Germany’s and Berlin’s food scene is rich in people and projects that bring together diverse cultures, recipes, traditions and ingredients. Therefore, in the November kitchen meetup, we explored the topic of “Indian food culture” and the incredible diversity of its cuisine. For the event, we invited Paushali Lass from “The mustard table – food & culture workshops” and Gaurav Sharma from restaurant Bahadur in Berlin.

We learned that India is not only a large country, but its food culture is also strongly influenced by the colonial era, numerous religions and different climates. First, Paushali Lass gave us an overview on the history and geography of the country and then linked it to its food culture. For example, although food is traditionally eaten seasonally in all parts of India, the variety is much greater in the north than in the south due to the different seasons. Starting in the 16th century, various invaders and settlers came to India repeatedly in search of spices, a safe place to live or natural resources. This included people from Persia, Greece, Turkey, England, France, Denmark, Portugal and a Jewish communities. In particular, the influence of the Portuguese can still be noted strongly today: they brought cashew nuts, chillies, potatoes, tomatoes, vinegar and pork to the country.

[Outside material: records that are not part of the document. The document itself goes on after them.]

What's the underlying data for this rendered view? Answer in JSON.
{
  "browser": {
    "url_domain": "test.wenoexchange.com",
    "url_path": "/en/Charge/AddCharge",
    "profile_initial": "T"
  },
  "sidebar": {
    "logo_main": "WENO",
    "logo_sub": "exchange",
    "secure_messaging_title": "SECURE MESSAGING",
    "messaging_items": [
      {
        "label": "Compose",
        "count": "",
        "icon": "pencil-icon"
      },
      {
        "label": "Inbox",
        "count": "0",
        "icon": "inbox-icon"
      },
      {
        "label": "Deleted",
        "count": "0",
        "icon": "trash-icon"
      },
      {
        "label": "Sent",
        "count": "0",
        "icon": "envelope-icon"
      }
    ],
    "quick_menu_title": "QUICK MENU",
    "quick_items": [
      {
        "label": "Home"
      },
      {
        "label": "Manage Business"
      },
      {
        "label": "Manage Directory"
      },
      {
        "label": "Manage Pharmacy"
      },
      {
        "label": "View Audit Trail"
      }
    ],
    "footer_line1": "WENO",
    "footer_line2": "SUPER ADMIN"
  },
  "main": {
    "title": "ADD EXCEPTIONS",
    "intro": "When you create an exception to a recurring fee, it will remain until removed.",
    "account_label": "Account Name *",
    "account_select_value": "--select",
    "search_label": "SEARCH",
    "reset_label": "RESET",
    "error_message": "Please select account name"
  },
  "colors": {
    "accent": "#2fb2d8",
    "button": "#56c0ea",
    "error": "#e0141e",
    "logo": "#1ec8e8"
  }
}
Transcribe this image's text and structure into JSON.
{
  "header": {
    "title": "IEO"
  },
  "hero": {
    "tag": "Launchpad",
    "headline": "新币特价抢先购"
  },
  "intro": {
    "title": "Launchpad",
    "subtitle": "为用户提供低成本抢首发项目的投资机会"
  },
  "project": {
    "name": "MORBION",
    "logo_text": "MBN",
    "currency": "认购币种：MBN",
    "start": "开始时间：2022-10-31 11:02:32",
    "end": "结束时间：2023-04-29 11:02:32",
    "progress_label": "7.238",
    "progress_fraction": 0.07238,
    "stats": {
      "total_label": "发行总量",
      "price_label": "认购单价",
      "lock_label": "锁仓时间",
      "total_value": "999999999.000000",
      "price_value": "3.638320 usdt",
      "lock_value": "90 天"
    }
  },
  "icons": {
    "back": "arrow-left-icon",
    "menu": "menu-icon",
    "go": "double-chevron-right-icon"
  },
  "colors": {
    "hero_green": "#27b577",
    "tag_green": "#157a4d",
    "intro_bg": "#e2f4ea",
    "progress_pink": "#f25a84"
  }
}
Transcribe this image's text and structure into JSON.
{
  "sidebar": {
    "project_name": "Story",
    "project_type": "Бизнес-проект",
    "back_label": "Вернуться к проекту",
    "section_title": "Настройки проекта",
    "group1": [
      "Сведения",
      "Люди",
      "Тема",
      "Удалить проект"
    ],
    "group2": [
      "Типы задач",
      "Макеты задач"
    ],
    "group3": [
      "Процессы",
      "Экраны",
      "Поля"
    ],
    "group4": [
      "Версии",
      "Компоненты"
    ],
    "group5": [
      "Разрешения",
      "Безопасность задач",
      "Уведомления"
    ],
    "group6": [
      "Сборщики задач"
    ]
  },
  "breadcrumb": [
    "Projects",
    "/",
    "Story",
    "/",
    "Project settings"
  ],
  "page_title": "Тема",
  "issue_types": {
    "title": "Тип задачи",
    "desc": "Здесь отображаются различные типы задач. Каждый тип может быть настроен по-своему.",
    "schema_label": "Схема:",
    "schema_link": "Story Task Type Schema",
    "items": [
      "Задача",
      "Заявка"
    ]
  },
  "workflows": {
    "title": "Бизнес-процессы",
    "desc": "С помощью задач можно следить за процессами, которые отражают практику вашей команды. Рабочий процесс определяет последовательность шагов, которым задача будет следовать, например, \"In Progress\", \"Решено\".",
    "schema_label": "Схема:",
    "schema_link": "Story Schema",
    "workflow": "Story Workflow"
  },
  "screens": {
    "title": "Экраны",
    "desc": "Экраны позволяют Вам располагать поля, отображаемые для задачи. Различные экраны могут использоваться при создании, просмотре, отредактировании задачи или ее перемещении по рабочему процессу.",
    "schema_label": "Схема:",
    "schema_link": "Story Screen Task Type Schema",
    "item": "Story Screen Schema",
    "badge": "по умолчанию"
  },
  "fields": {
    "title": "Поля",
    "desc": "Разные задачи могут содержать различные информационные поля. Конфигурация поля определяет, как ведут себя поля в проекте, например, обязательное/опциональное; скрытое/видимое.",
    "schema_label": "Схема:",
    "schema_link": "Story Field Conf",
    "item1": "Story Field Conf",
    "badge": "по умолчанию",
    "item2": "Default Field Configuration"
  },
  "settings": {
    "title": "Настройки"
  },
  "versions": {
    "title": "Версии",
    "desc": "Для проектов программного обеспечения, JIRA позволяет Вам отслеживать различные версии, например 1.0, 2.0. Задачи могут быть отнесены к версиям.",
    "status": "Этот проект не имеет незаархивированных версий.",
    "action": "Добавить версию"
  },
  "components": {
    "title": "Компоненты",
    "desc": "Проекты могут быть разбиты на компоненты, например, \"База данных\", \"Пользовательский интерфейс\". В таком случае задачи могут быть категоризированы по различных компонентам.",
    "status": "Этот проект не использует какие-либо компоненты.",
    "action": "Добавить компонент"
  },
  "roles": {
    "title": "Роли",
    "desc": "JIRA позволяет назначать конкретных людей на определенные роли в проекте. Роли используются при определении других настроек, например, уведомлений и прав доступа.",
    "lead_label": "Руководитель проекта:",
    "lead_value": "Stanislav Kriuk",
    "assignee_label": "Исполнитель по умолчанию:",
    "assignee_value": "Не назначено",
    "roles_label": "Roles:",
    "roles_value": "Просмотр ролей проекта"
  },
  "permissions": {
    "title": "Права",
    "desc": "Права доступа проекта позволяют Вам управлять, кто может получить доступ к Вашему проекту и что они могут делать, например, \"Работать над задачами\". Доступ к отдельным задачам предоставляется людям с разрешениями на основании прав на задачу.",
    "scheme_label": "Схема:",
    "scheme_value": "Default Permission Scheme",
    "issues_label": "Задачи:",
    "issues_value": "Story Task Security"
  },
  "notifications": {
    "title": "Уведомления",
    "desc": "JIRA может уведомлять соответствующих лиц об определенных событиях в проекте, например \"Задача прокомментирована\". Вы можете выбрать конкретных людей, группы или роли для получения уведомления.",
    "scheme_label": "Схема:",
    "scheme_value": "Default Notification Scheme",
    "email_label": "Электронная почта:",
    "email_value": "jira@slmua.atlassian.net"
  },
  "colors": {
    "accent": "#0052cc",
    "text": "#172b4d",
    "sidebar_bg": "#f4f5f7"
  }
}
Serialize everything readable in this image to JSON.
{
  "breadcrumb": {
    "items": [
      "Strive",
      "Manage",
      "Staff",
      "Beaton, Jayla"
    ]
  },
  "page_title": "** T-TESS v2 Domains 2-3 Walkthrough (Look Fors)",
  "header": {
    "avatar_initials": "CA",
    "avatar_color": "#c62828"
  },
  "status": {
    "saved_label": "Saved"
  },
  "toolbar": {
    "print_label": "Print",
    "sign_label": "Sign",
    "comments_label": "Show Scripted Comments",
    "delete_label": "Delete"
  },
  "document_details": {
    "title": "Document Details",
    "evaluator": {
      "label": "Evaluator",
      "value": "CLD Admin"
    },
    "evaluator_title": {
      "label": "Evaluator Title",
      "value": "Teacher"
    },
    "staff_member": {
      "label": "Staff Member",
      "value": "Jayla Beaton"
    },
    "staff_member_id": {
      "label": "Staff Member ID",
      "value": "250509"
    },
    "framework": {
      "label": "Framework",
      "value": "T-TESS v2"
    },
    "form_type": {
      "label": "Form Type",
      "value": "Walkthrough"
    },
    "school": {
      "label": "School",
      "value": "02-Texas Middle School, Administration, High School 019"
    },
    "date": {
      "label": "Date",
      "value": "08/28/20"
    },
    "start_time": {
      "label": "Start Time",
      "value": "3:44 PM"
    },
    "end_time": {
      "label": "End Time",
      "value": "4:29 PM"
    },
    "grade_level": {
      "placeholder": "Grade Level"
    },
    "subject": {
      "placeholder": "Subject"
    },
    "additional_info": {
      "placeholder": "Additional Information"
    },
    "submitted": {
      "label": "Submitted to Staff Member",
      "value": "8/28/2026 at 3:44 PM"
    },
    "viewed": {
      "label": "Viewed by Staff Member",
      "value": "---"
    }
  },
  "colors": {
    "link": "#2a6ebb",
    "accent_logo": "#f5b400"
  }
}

Nationally known dishes such as biryani, differ in their preparation, depending where you are. North Indian food, especially Punjabi is known for thick and rich sauces, the use of nuts and dairy products. Only in the East, in the Kolkata Biryani, in addition to saffron and boiled eggs, potatoes also end up in the pot. Seasonal ingredients were and still are usually the cheapest choice. In addition, many people in India also grew their own vegetables in the garden. “Farm to table” is therefore a big part of the local cuisine. With the introduction of supermarkets, this has changed a lot in recent years. Currently, however, there are many efforts by local chefs to bring back the traditional culture.

Gaurav Sharma from Bahadur explained to us the special preparation in the tandoor oven, typically for North Indian cuisine, which he also uses in their restaurant. The spherically shaped clay ovens, used in their form since 2500 BC, can reach temperatures of up to 350°C. Traditionally, a wood fire is lit inside, which slowly turns to charcoal, similar to a campfire, and releases heat evenly over the embers. The heat is stored in the thick ceramic walls for a longer period of time and is released to the food indirectly. Bread such as naan can be baked directly on the wall, soups or stews can be cooked vertically in the middle.

Afterwards, we went into the kitchen together: we were able to taste the most popular spices, such as turmeric and asafoetida in different qualities. We also learned more about the roasting technique, which enhances their different flavors.